◆ **TRY IT**:
Only lines holding "Añadir" are wanted; copy each of them from the records below.

════

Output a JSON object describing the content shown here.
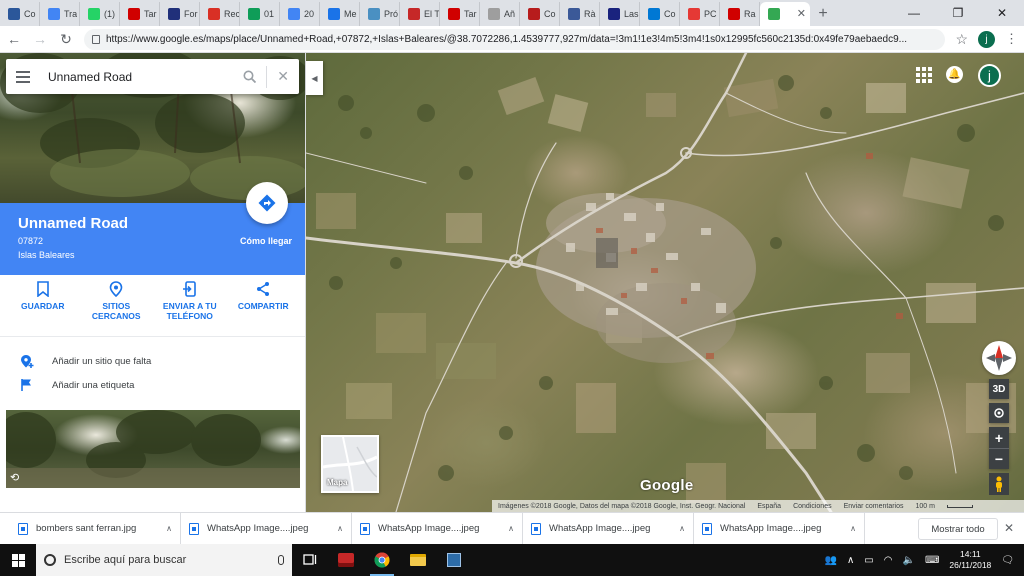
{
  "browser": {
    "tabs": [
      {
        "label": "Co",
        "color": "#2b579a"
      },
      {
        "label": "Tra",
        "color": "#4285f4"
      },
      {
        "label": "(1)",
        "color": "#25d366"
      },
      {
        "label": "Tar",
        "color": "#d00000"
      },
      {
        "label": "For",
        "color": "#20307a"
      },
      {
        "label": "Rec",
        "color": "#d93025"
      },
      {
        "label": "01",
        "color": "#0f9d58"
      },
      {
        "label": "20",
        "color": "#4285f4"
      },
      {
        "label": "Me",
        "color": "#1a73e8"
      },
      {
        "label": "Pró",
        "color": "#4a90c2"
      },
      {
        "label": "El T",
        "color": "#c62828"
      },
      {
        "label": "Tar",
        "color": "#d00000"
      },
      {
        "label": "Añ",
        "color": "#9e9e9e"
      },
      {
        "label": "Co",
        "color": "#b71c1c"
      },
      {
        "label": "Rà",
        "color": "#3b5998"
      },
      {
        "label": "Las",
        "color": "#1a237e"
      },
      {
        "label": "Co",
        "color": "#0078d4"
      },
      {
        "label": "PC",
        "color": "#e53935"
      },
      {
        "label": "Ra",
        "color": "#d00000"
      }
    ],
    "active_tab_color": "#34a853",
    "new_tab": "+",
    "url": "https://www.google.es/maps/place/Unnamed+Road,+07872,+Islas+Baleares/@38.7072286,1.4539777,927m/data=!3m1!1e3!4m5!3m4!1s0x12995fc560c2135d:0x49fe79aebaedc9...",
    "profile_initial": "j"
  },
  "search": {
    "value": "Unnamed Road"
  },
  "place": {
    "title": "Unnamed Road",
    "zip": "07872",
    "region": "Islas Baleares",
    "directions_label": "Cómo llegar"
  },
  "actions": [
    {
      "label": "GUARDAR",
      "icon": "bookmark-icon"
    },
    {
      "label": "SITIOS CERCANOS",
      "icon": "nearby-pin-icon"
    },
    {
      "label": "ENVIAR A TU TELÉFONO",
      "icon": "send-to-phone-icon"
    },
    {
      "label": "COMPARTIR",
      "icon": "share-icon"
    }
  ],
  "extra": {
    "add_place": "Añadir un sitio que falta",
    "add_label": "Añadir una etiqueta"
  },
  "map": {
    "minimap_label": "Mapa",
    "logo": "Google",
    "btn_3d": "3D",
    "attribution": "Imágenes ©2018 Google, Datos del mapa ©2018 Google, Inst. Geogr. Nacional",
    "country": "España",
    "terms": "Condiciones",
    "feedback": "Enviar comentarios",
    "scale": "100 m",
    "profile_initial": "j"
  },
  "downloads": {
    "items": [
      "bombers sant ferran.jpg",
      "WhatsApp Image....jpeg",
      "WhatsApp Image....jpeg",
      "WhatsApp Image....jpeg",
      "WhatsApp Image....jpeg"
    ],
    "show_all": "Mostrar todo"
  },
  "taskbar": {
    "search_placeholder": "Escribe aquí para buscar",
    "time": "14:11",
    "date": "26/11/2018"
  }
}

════

◆ **SOLUTION BELOW**:
    "add_place": "Añadir un sitio que falta",
    "add_label": "Añadir una etiqueta"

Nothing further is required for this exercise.